My name is Daniela Loidl, I am 45 years old. I work for a film production company that produces nature documentaries. Already in my childhood I was (and still am) very enthusiastic about our nature. Flora and fauna offer so many possibilities to learn, to marvel and to understand the natural connections.
For almost 20 years I have been living in Lower Austria's Weinviertel, commuting many kilometres a year between my home and the Vienna office, and seeing all kinds of animal road traffic victims almost daily. The road that goes through my home also carries its toll of blood, including some of 'my' hedgehogs - nursing cases that I have painstakingly nursed back to health, nursed up or overwintered.
In my estimation, there were always many victims I saw on the road, but they were soon forgotten. In May 2017 I found Project Roadkill - since then I have been documenting my findings. The list of the collected spots shows how frighteningly extensive the dying on our roads is. After more than 3 years with Project Roadkill there are more than 1500 entries...sad facts. But at least the animals did not die completely anonymously.
Whether tawny owl or pine marten, red fox or green woodpecker, grass snake or wood pigeon, bat, field hamster, toad and lizard - they all fall victim to human mobility. Animals even die on motorways and highways that are secured with game fences. Despite a speed limit of 50 km/h (which unfortunately is not respected by many car drivers), the village area is one of the most dangerous places for small animals such as songbirds, hedgehogs, squirrels and green toads. On open country roads you can find mostly Europea hares, pheasants, larger animals. Some stretches of road have turned out to be 'death zones' - on an approx. 800m long road section, which is lined by fields on the right and left side, I found 15 hares during the observation period (...it can be assumed that there were further, undiscovered victims). Also rare, partly endangered species like Hoopoe, Northern lapwing, European otter I already had to include in my protocol. In the mice summer of 2019 I gave up documenting every flat vole - there were too many of them...
The rapid loss of biodiversity is frightening, we humans are in the process of destroying the natural system that keeps us alive.
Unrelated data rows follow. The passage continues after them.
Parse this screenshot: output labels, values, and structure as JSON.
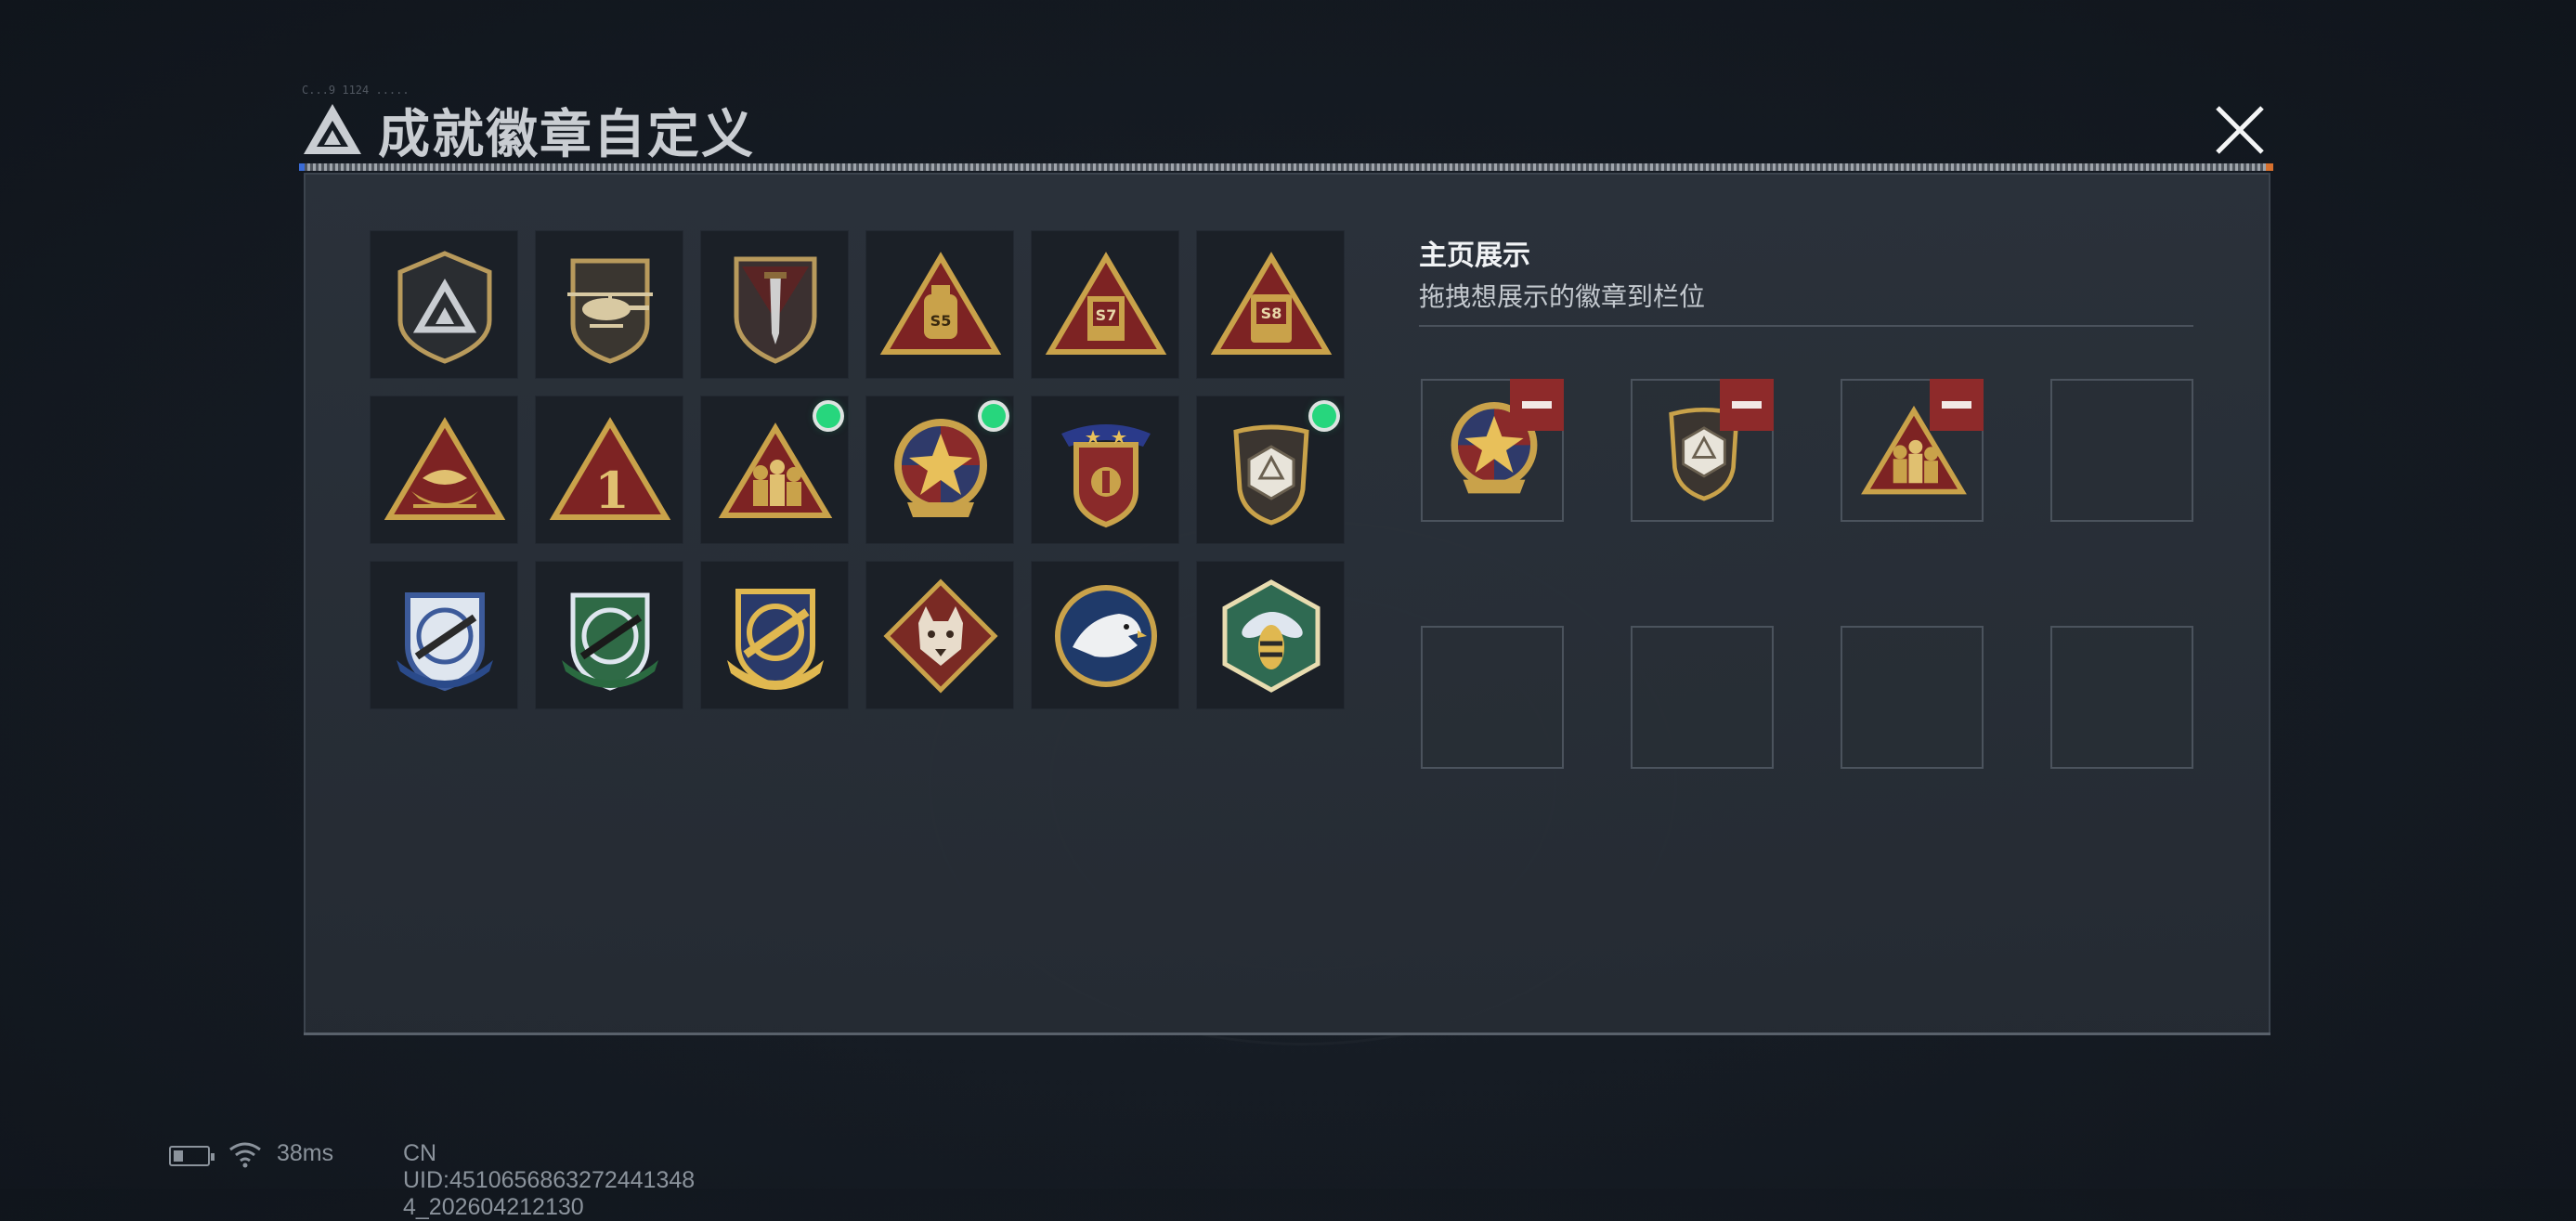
{
  "header": {
    "title": "成就徽章自定义",
    "tiny_caption": "C...9 1124 ....."
  },
  "showcase": {
    "title": "主页展示",
    "subtitle": "拖拽想展示的徽章到栏位"
  },
  "badges": [
    {
      "icon": "triangle-logo-shield-badge-icon",
      "new": false
    },
    {
      "icon": "helicopter-shield-badge-icon",
      "new": false
    },
    {
      "icon": "dagger-shield-badge-icon",
      "new": false
    },
    {
      "icon": "s5-triangle-badge-icon",
      "new": false,
      "text": "S5"
    },
    {
      "icon": "s7-triangle-badge-icon",
      "new": false,
      "text": "S7"
    },
    {
      "icon": "s8-triangle-badge-icon",
      "new": false,
      "text": "S8"
    },
    {
      "icon": "boat-triangle-badge-icon",
      "new": false
    },
    {
      "icon": "number-one-triangle-badge-icon",
      "new": false,
      "text": "1"
    },
    {
      "icon": "soldiers-triangle-badge-icon",
      "new": true
    },
    {
      "icon": "star-roundel-badge-icon",
      "new": true
    },
    {
      "icon": "stars-shield-badge-icon",
      "new": false
    },
    {
      "icon": "dice-shield-badge-icon",
      "new": true
    },
    {
      "icon": "blue-rifle-crosshair-badge-icon",
      "new": false
    },
    {
      "icon": "green-rifle-crosshair-badge-icon",
      "new": false
    },
    {
      "icon": "gold-rifle-crosshair-badge-icon",
      "new": false
    },
    {
      "icon": "wolf-diamond-badge-icon",
      "new": false
    },
    {
      "icon": "eagle-roundel-badge-icon",
      "new": false
    },
    {
      "icon": "hornet-hexagon-badge-icon",
      "new": false
    }
  ],
  "slots": [
    {
      "badge": "star-roundel-badge-icon",
      "removable": true
    },
    {
      "badge": "dice-shield-badge-icon",
      "removable": true
    },
    {
      "badge": "soldiers-triangle-badge-icon",
      "removable": true
    },
    {
      "badge": null,
      "removable": false
    },
    {
      "badge": null,
      "removable": false
    },
    {
      "badge": null,
      "removable": false
    },
    {
      "badge": null,
      "removable": false
    },
    {
      "badge": null,
      "removable": false
    }
  ],
  "status_bar": {
    "ping": "38ms",
    "uid": "CN UID:4510656863272441348​4_202604212130"
  },
  "colors": {
    "gold": "#c9a24a",
    "dark_red": "#7d2323",
    "new_dot": "#27d67d",
    "remove_button": "#8e2a2a"
  }
}
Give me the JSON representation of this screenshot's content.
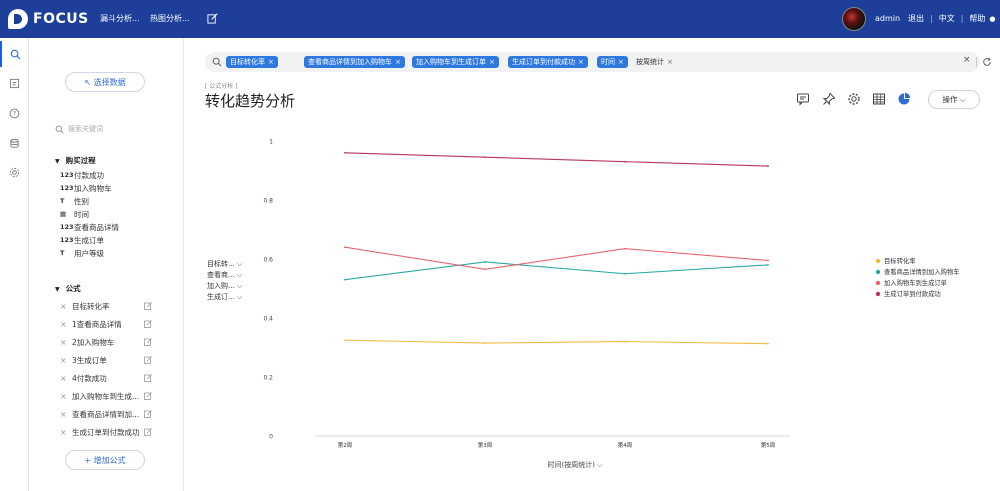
{
  "app": {
    "logo_text": "FOCUS",
    "nav": [
      "漏斗分析...",
      "热图分析..."
    ],
    "user": "admin",
    "links": [
      "退出",
      "中文",
      "帮助"
    ],
    "link_sep": "|"
  },
  "panel": {
    "select_data": "↖ 选择数据",
    "search_placeholder": "搜索关键词",
    "group1": {
      "title": "购买过程",
      "items": [
        {
          "type": "123",
          "label": "付款成功"
        },
        {
          "type": "123",
          "label": "加入购物车"
        },
        {
          "type": "T",
          "label": "性别"
        },
        {
          "type": "▦",
          "label": "时间"
        },
        {
          "type": "123",
          "label": "查看商品详情"
        },
        {
          "type": "123",
          "label": "生成订单"
        },
        {
          "type": "T",
          "label": "用户等级"
        }
      ]
    },
    "group2": {
      "title": "公式",
      "items": [
        "目标转化率",
        "1查看商品详情",
        "2加入购物车",
        "3生成订单",
        "4付款成功",
        "加入购物车到生成...",
        "查看商品详情到加...",
        "生成订单到付款成功"
      ]
    },
    "add_formula": "+ 增加公式"
  },
  "searchbar": {
    "chips": [
      {
        "label": "目标转化率",
        "style": "blue"
      },
      {
        "label": "查看商品详情到加入购物车",
        "style": "blue"
      },
      {
        "label": "加入购物车到生成订单",
        "style": "blue"
      },
      {
        "label": "生成订单到付款成功",
        "style": "blue"
      },
      {
        "label": "时间",
        "style": "blue"
      },
      {
        "label": "按周统计",
        "style": "plain"
      }
    ],
    "chip_close": "×",
    "clear": "×"
  },
  "main": {
    "breadcrumb": "[ 公式分析 ]",
    "title": "转化趋势分析",
    "op_button": "操作 ⌵"
  },
  "chart_data": {
    "type": "line",
    "categories": [
      "第2周",
      "第3周",
      "第4周",
      "第5周"
    ],
    "ylim": [
      0,
      1
    ],
    "yticks": [
      "0",
      "0.2",
      "0.4",
      "0.6",
      "0.8",
      "1"
    ],
    "xlabel": "时间(按周统计) ⌵",
    "y_legend": [
      "目标转... ⌵",
      "查看商... ⌵",
      "加入购... ⌵",
      "生成订... ⌵"
    ],
    "series": [
      {
        "name": "目标转化率",
        "color": "#f5b843",
        "values": [
          0.325,
          0.315,
          0.32,
          0.313
        ]
      },
      {
        "name": "查看商品详情到加入购物车",
        "color": "#27a9a6",
        "values": [
          0.53,
          0.59,
          0.55,
          0.58
        ]
      },
      {
        "name": "加入购物车到生成订单",
        "color": "#e8656d",
        "values": [
          0.64,
          0.565,
          0.635,
          0.595
        ]
      },
      {
        "name": "生成订单到付款成功",
        "color": "#b83466",
        "values": [
          0.96,
          0.945,
          0.93,
          0.915
        ]
      }
    ]
  }
}
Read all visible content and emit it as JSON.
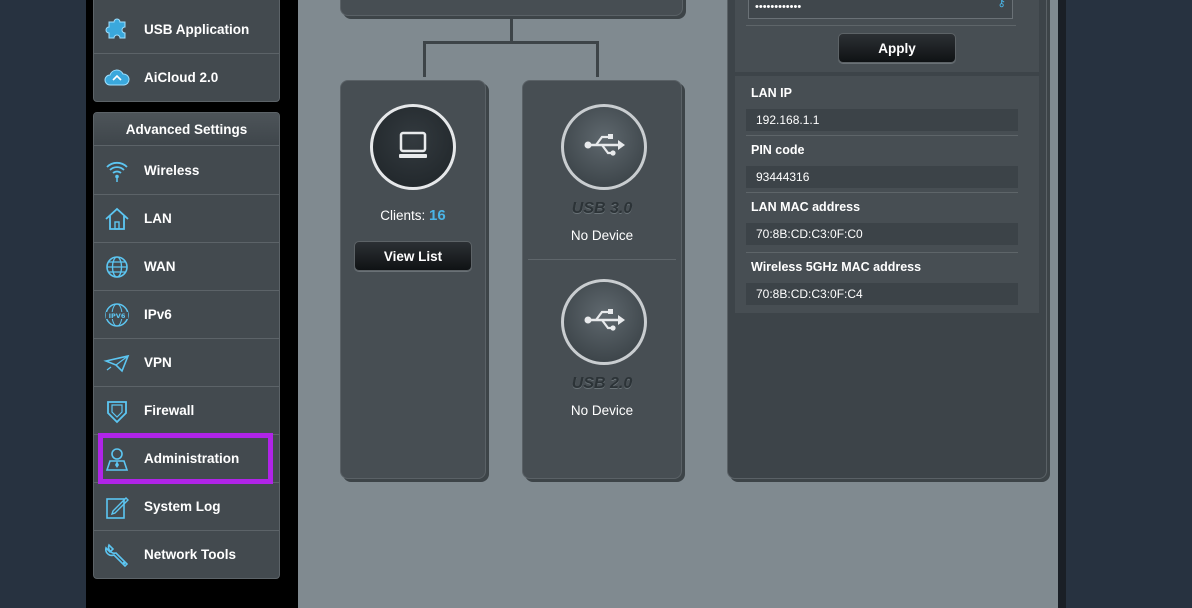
{
  "sidebar": {
    "top_items": [
      {
        "label": "USB Application",
        "icon": "puzzle-icon"
      },
      {
        "label": "AiCloud 2.0",
        "icon": "cloud-icon"
      }
    ],
    "advanced_header": "Advanced Settings",
    "advanced_items": [
      {
        "label": "Wireless",
        "icon": "wifi-icon"
      },
      {
        "label": "LAN",
        "icon": "home-icon"
      },
      {
        "label": "WAN",
        "icon": "globe-icon"
      },
      {
        "label": "IPv6",
        "icon": "ipv6-icon"
      },
      {
        "label": "VPN",
        "icon": "vpn-icon"
      },
      {
        "label": "Firewall",
        "icon": "shield-icon"
      },
      {
        "label": "Administration",
        "icon": "user-icon"
      },
      {
        "label": "System Log",
        "icon": "log-icon"
      },
      {
        "label": "Network Tools",
        "icon": "wrench-icon"
      }
    ],
    "highlighted_item": "Administration",
    "highlight_color": "#b024e8"
  },
  "clients": {
    "label": "Clients:",
    "count": "16",
    "count_color": "#4ab4e6",
    "view_list_label": "View List",
    "icon": "monitor-icon"
  },
  "usb": [
    {
      "port": "USB 3.0",
      "status": "No Device",
      "icon": "usb-icon"
    },
    {
      "port": "USB 2.0",
      "status": "No Device",
      "icon": "usb-icon"
    }
  ],
  "security": {
    "password_masked": "••••••••••••",
    "apply_label": "Apply"
  },
  "system_info": [
    {
      "label": "LAN IP",
      "value": "192.168.1.1"
    },
    {
      "label": "PIN code",
      "value": "93444316"
    },
    {
      "label": "LAN MAC address",
      "value": "70:8B:CD:C3:0F:C0"
    },
    {
      "label": "Wireless 5GHz MAC address",
      "value": "70:8B:CD:C3:0F:C4"
    }
  ]
}
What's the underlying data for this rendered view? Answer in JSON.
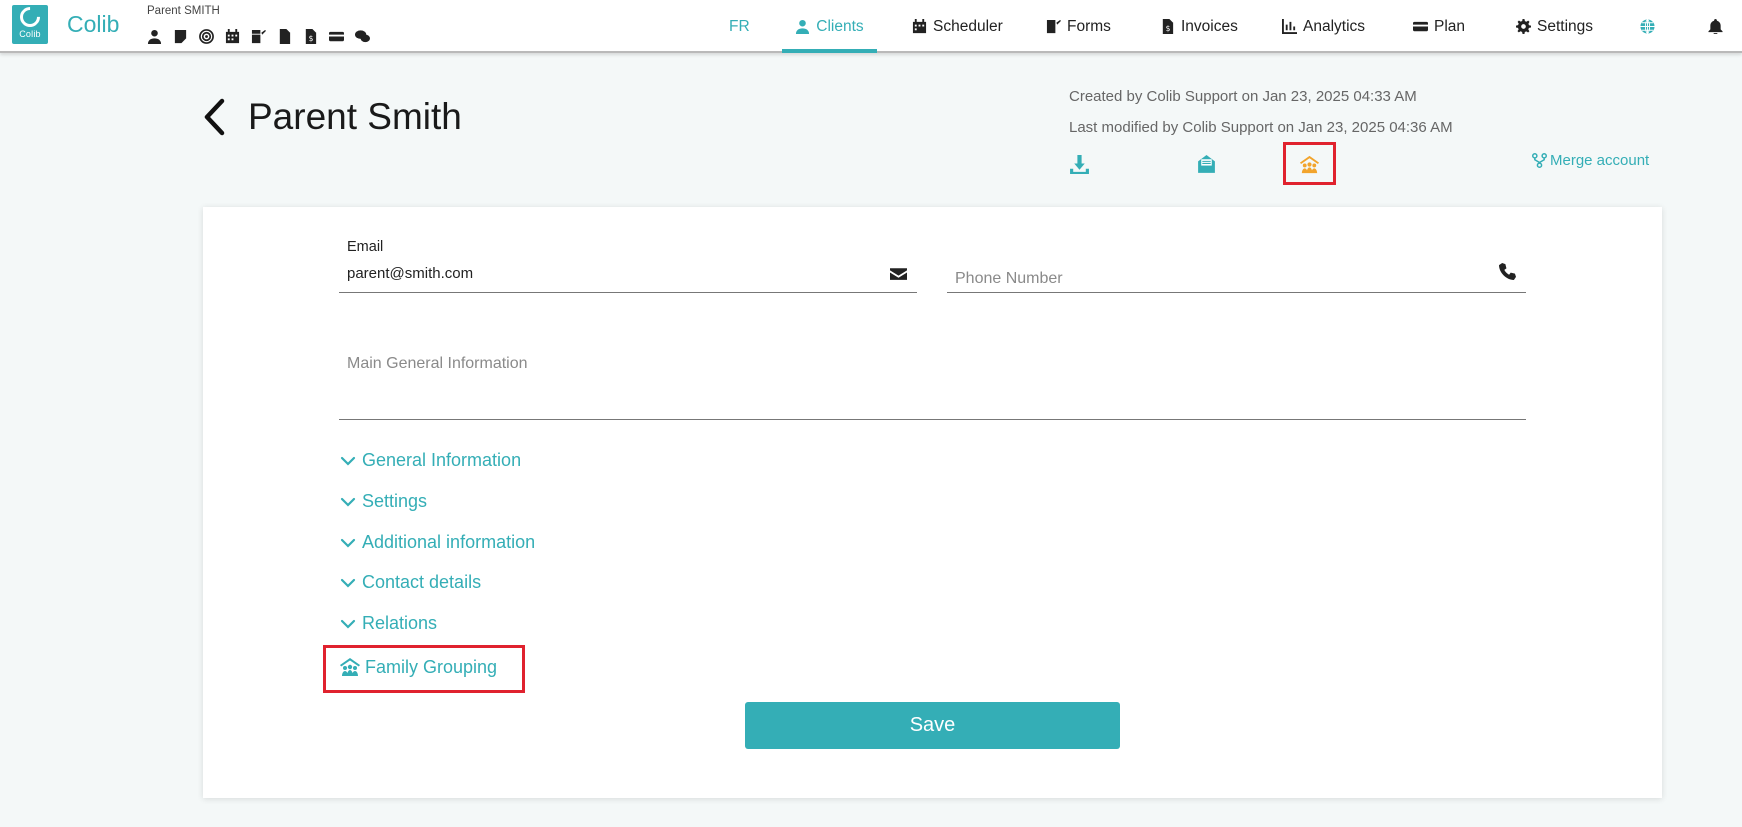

The destruction and the resulting loss of natural habitats, intensive agriculture and forestry, the use of poison, the littering of nature, all these are already factors that make it difficult for our wild animals to survive - roadkill is only part of the problem.
It is to be hoped that the data gathered will in future lead to appropriate measures to minimise or at least reduce the death rate of wild animals on roads - it would be a small contribution to counteracting the loss of biodiversity.
Awareness-raising among many road users would be desirable - driving more attentively, more considerately and above all a little slower would probably mean a few roadkills less.